[[ RECORDS FOR THIS EXERCISE, beginning ]]

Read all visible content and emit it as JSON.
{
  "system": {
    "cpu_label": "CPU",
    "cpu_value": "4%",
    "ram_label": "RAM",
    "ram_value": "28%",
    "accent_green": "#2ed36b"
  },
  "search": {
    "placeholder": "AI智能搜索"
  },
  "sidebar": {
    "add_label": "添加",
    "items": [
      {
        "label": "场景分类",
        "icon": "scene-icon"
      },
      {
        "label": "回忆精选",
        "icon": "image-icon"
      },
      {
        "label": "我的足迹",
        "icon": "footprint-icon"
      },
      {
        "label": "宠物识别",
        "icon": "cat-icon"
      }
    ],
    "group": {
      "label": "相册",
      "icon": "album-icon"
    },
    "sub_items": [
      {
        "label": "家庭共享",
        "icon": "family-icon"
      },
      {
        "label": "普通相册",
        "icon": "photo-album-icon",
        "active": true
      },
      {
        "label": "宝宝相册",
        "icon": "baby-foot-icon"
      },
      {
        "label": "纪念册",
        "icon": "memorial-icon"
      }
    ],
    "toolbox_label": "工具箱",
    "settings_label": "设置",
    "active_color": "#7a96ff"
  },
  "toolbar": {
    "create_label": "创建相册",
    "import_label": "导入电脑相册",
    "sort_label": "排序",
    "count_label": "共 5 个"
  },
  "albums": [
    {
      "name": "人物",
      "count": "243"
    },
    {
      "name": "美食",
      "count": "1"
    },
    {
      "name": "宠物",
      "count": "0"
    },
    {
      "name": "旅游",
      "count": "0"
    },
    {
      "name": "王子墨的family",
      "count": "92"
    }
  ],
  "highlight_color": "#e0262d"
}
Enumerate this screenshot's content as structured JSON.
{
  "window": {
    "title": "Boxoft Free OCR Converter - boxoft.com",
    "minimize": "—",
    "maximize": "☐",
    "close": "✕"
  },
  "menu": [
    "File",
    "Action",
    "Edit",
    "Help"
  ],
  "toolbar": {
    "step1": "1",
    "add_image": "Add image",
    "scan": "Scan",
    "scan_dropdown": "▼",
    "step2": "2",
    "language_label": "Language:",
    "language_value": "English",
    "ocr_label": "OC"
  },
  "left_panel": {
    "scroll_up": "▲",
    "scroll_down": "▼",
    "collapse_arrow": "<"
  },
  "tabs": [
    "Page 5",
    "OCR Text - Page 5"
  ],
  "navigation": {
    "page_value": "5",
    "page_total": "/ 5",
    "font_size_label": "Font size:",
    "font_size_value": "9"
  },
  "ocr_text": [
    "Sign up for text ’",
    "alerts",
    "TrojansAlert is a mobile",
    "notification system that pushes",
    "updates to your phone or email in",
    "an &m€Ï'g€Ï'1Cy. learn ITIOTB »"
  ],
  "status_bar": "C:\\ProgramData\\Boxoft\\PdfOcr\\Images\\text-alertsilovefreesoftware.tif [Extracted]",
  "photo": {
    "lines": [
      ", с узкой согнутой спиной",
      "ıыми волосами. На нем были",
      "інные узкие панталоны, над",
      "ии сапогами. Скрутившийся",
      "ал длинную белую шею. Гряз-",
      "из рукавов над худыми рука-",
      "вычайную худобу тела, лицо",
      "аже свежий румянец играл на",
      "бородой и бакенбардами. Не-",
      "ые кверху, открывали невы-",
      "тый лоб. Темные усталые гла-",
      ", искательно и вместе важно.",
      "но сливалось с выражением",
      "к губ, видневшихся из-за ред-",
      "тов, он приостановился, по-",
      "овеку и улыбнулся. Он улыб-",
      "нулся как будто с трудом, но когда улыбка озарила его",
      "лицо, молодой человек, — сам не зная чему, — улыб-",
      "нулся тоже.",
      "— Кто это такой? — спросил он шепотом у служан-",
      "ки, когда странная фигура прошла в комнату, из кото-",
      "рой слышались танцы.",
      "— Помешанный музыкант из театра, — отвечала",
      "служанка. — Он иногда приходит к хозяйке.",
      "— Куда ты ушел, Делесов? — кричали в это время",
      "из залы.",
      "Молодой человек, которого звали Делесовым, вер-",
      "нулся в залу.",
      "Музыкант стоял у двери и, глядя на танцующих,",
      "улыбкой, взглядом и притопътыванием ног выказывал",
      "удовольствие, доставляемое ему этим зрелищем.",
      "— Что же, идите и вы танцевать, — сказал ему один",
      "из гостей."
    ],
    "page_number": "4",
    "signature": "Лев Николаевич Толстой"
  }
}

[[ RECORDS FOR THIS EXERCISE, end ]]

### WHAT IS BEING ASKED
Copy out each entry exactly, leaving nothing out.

### REPLY TO THE TASK
Read all visible content and emit it as JSON.
{
  "system": {
    "cpu_label": "CPU",
    "cpu_value": "4%",
    "ram_label": "RAM",
    "ram_value": "28%",
    "accent_green": "#2ed36b"
  },
  "search": {
    "placeholder": "AI智能搜索"
  },
  "sidebar": {
    "add_label": "添加",
    "items": [
      {
        "label": "场景分类",
        "icon": "scene-icon"
      },
      {
        "label": "回忆精选",
        "icon": "image-icon"
      },
      {
        "label": "我的足迹",
        "icon": "footprint-icon"
      },
      {
        "label": "宠物识别",
        "icon": "cat-icon"
      }
    ],
    "group": {
      "label": "相册",
      "icon": "album-icon"
    },
    "sub_items": [
      {
        "label": "家庭共享",
        "icon": "family-icon"
      },
      {
        "label": "普通相册",
        "icon": "photo-album-icon",
        "active": true
      },
      {
        "label": "宝宝相册",
        "icon": "baby-foot-icon"
      },
      {
        "label": "纪念册",
        "icon": "memorial-icon"
      }
    ],
    "toolbox_label": "工具箱",
    "settings_label": "设置",
    "active_color": "#7a96ff"
  },
  "toolbar": {
    "create_label": "创建相册",
    "import_label": "导入电脑相册",
    "sort_label": "排序",
    "count_label": "共 5 个"
  },
  "albums": [
    {
      "name": "人物",
      "count": "243"
    },
    {
      "name": "美食",
      "count": "1"
    },
    {
      "name": "宠物",
      "count": "0"
    },
    {
      "name": "旅游",
      "count": "0"
    },
    {
      "name": "王子墨的family",
      "count": "92"
    }
  ],
  "highlight_color": "#e0262d"
}
Enumerate this screenshot's content as structured JSON.
{
  "window": {
    "title": "Boxoft Free OCR Converter - boxoft.com",
    "minimize": "—",
    "maximize": "☐",
    "close": "✕"
  },
  "menu": [
    "File",
    "Action",
    "Edit",
    "Help"
  ],
  "toolbar": {
    "step1": "1",
    "add_image": "Add image",
    "scan": "Scan",
    "scan_dropdown": "▼",
    "step2": "2",
    "language_label": "Language:",
    "language_value": "English",
    "ocr_label": "OC"
  },
  "left_panel": {
    "scroll_up": "▲",
    "scroll_down": "▼",
    "collapse_arrow": "<"
  },
  "tabs": [
    "Page 5",
    "OCR Text - Page 5"
  ],
  "navigation": {
    "page_value": "5",
    "page_total": "/ 5",
    "font_size_label": "Font size:",
    "font_size_value": "9"
  },
  "ocr_text": [
    "Sign up for text ’",
    "alerts",
    "TrojansAlert is a mobile",
    "notification system that pushes",
    "updates to your phone or email in",
    "an &m€Ï'g€Ï'1Cy. learn ITIOTB »"
  ],
  "status_bar": "C:\\ProgramData\\Boxoft\\PdfOcr\\Images\\text-alertsilovefreesoftware.tif [Extracted]",
  "photo": {
    "lines": [
      ", с узкой согнутой спиной",
      "ıыми волосами. На нем были",
      "інные узкие панталоны, над",
      "ии сапогами. Скрутившийся",
      "ал длинную белую шею. Гряз-",
      "из рукавов над худыми рука-",
      "вычайную худобу тела, лицо",
      "аже свежий румянец играл на",
      "бородой и бакенбардами. Не-",
      "ые кверху, открывали невы-",
      "тый лоб. Темные усталые гла-",
      ", искательно и вместе важно.",
      "но сливалось с выражением",
      "к губ, видневшихся из-за ред-",
      "тов, он приостановился, по-",
      "овеку и улыбнулся. Он улыб-",
      "нулся как будто с трудом, но когда улыбка озарила его",
      "лицо, молодой человек, — сам не зная чему, — улыб-",
      "нулся тоже.",
      "— Кто это такой? — спросил он шепотом у служан-",
      "ки, когда странная фигура прошла в комнату, из кото-",
      "рой слышались танцы.",
      "— Помешанный музыкант из театра, — отвечала",
      "служанка. — Он иногда приходит к хозяйке.",
      "— Куда ты ушел, Делесов? — кричали в это время",
      "из залы.",
      "Молодой человек, которого звали Делесовым, вер-",
      "нулся в залу.",
      "Музыкант стоял у двери и, глядя на танцующих,",
      "улыбкой, взглядом и притопътыванием ног выказывал",
      "удовольствие, доставляемое ему этим зрелищем.",
      "— Что же, идите и вы танцевать, — сказал ему один",
      "из гостей."
    ],
    "page_number": "4",
    "signature": "Лев Николаевич Толстой"
  }
}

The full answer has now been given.